"Both society and the individual simply have to put aside their desire for revenge, and stop focusing on prisons as places of punishment and pain," one Norwegian prison official told the Daily Mail. "Depriving a person of their freedom for a period of time is sufficient punishment in itself without any need whatsoever for harsh prison conditions."
Norway's newest jail may hold rapists and murderers, but Halden Prison -- the country's second largest and most secure facility -- looks more like a posh sleepaway camp. In fact, architects say they purposely tried to avoid an "institutional feel." When it opened in 2010, some news accounts called it the "most humane" prison in the world.
Indeed, one of the many perks at Halden is flat-screen televisions in inmates' rooms. There's no HBO, though, so reruns of Oz and The Wire are contraband. Still, prisoners get private cells with mini-fridges and large windows to let in more sunlight. Here, then, is a quick tour of what luxuries may await Breivik behind bars. (That's a figure of speech, of course: There are no iron bars at Halden.)
Prisoners spend a lot of time out of their cells; exercise is encouraged.
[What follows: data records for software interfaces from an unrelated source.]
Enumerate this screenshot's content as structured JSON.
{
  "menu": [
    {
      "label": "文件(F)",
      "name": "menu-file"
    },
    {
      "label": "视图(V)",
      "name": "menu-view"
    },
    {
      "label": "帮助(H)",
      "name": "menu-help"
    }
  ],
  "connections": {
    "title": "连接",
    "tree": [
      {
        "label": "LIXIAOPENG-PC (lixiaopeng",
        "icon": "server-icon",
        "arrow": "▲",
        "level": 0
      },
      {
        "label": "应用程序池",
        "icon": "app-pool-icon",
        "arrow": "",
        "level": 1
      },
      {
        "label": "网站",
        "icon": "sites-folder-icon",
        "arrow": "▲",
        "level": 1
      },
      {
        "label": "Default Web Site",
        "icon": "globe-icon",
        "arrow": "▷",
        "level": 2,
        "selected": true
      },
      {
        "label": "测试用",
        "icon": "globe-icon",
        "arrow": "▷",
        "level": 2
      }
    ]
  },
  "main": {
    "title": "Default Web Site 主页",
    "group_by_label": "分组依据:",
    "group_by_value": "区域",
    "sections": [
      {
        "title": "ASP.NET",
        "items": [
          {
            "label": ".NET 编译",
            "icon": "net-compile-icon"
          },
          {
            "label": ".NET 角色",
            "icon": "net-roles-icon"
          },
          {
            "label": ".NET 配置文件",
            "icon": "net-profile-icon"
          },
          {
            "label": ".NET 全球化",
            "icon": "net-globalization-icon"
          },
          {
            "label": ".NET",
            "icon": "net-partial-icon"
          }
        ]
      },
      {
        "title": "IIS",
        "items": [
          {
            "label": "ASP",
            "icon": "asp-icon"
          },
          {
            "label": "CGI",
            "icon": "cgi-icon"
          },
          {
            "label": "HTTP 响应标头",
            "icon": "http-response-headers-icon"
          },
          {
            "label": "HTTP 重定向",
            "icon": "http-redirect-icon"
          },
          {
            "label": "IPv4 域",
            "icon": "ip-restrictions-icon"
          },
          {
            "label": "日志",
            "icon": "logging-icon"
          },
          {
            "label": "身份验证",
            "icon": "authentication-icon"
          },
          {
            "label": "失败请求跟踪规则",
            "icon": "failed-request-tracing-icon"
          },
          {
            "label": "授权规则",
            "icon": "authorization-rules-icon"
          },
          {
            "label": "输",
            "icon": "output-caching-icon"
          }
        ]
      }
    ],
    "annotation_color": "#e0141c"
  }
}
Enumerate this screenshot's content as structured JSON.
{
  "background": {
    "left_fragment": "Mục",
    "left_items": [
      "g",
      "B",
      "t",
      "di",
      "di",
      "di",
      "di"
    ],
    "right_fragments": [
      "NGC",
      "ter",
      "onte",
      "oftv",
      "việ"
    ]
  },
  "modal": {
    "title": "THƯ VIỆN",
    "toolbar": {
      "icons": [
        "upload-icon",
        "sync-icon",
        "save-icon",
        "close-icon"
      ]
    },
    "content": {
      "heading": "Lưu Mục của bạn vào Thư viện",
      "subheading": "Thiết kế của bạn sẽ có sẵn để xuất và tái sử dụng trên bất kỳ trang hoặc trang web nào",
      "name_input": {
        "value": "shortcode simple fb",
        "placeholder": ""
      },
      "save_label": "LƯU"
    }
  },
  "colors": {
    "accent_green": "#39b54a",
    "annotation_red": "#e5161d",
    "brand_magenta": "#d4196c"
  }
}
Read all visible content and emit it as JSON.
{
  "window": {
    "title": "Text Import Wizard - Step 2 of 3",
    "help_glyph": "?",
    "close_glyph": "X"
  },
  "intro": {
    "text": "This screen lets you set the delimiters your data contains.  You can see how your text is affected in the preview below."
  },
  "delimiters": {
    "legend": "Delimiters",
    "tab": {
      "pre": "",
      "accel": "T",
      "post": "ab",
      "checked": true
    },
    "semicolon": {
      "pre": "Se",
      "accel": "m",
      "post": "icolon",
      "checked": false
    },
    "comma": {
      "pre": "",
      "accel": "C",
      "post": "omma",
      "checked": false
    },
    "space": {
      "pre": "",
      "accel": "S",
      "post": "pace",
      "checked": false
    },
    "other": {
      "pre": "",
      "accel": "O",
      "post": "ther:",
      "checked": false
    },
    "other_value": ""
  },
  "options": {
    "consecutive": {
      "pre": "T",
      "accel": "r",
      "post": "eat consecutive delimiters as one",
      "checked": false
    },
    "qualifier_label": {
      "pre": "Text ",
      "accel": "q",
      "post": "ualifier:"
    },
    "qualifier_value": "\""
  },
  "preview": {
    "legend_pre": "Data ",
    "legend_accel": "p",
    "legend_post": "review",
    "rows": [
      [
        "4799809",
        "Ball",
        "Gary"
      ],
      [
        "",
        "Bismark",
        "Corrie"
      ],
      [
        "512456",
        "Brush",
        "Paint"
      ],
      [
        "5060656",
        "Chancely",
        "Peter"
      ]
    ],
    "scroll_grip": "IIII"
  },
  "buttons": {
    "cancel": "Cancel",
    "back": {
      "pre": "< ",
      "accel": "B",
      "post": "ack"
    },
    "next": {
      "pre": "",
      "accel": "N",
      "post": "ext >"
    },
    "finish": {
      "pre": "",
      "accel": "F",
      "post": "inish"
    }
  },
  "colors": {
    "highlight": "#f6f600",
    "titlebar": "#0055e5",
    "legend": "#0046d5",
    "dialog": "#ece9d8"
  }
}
And in Halden, not only is there clean air but personal trainers. Here, a comely woman coach jogs alongside an inmate in the prison yard. According to Time magazine, the prison is spread over 75 acres "of gently sloping forest.… To avoid an institutional feel, exteriors are not concrete but made of bricks, galvanized steel and larch; the buildings seem to have grown organically from the woodlands."
Johnny Cash at Folsom Prison? Please. At Halden, the inmates can form their own band. And what's more, they can lay down an album in the prison's professional recording studio.
The well-stocked library at Halden contains not only books but magazines, CDs, and DVDs. What? No Crime and Punishment audiobook?
Inmates share common kitchens and living rooms. Some common areas are designated as places where both inmates and guards can meet and mingle -- or, you know, just hang out.
The prison boasts a state-of-the-art gym, complete with a rock-climbing wall. No word yet on whether there's a class on tunneling.
Guards don't carry guns and are encouraged to be outgoing and friendly toward the inmates -- they eat together and play sports in mixed teams to create a sense of family, according to officials. The Longest Yard this ain't.
No gold teeth among Halden's inmates. Not with free dental checkups.
An inmate in his private bathroom -- one of many amenities that make Halden feel more like a college dorm than a prison.
Nothing says rehabilitation like rhythm. Here, prisoners and their instructor get down during a music class.
An inmate learns to ride a unicycle in the prison gym. Seriously.
Dolk, a Norwegian Banksy-style graffiti artist, was commissioned to create art for the prison -- at a price tag of $1 million.